Tom Shine | KCUR

Tom Shine

Tom is the Director of News and Public Affairs. He joins KMUW after spending 37 years with The Wichita Eagle in a variety of reporting and editing roles.

 

Tom grew up in suburban Detroit and graduated from the University of Michigan. He came to Wichita in 1980 to work for the morning Eagle and afternoon Beacon. The Beacon, through no fault of his own, folded a month after he got here.

 

In his role at KMUW, Tom hopes to help his staff provide in-depth, quality news coverage. He also wants to assist in promoting insightful discussion and a better understanding of the key issues facing Wichita and Kansas.

 

Tom and his wife, Sharon, have three children and live in west Wichita. When not at work, Tom enjoys reading non-fiction, attending local sporting events and rooting passionately – sometimes too passionately – for the Michigan football team.

The recent summit between President Donald Trump and North Korea’s Kim Jung Un included an agreement to return the remains of American soldiers still missing from the Korean War.

That has caught the interest of the Catholic Diocese of Wichita because one of the missing is Chaplain Emil Kapaun.

Kapaun was awarded the Medal of Honor in 2013 for his bravery in Korea and could become a saint of the Catholic Church. He died in a North Korean prisoner of war camp in 1951.

Wichita police say that Emily Glass, questioned in the disappearance and death of 5-year-old Lucas Hernandez, was found dead early Friday morning.

The American Civil Liberties Union and its Kansas affiliate have filed suit against the Montgomery County Attorney, alleging he failed to follow state law in the use of diversion programs.

The suit was filed Friday with the Kansas Supreme Court, according to a news release from the ACLU. It requests that Montgomery County Attorney Larry Markle be required to create written diversion policies and guidelines; provide written notice of diversion programs to defendants charged in Montgomery County, and hold diversion conferences for defendants offered diversion.

The Kansas Senate has passed a bill that increases the penalties for people who make “swatting” calls.

The bill was sparked by a swatting incident in December in which Andrew Finch was killed by Wichita Police responding to a fake call about a hostage situation at his address.

Swatting involves making a false 911 call to draw law enforcement to an address.

Finch was shot when he came onto his porch to investigate the police activity outside.
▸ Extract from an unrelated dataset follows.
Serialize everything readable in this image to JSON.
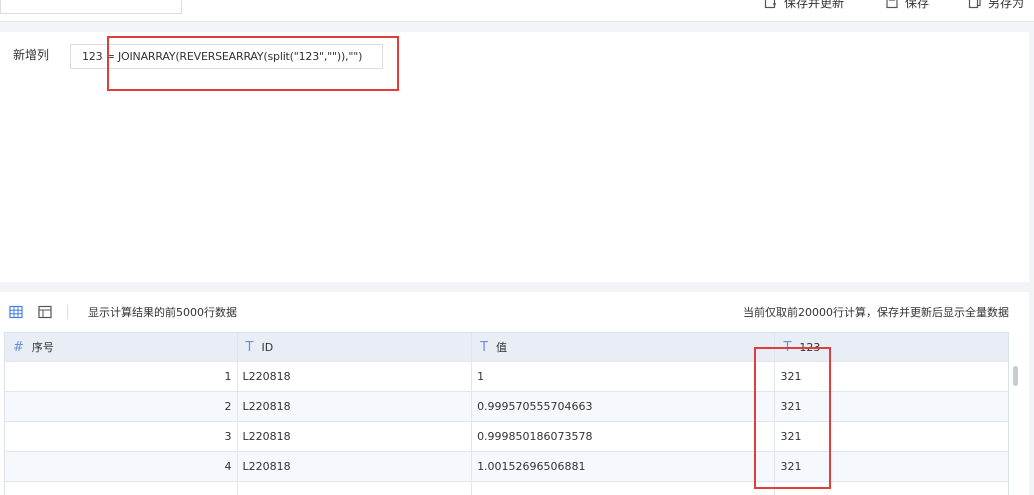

Police have said Finch disobeyed police commands and was reaching towards his waistband when he was shot.

The American Civil Liberties Union of Kansas has filed a complaint in federal court on behalf of a Wichita man who said he was targeted because he is Muslim and was falsely accused of flying a terrorist flag.

The ACLU said in a news release Monday that it filed a complaint against the Spirit/Boeing Employees’ Association, or SBEA, on behalf of Munir Zanial, who works at Spirit AeroSystems.

SBEA is a member-owned nonprofit open to current or former Spirit and Boeing employees, according to its website. It is not affiliated with Spirit AeroSystems.

Former Wichita Congressman Mike Pompeo is poised  to be the next U.S. secretary of state.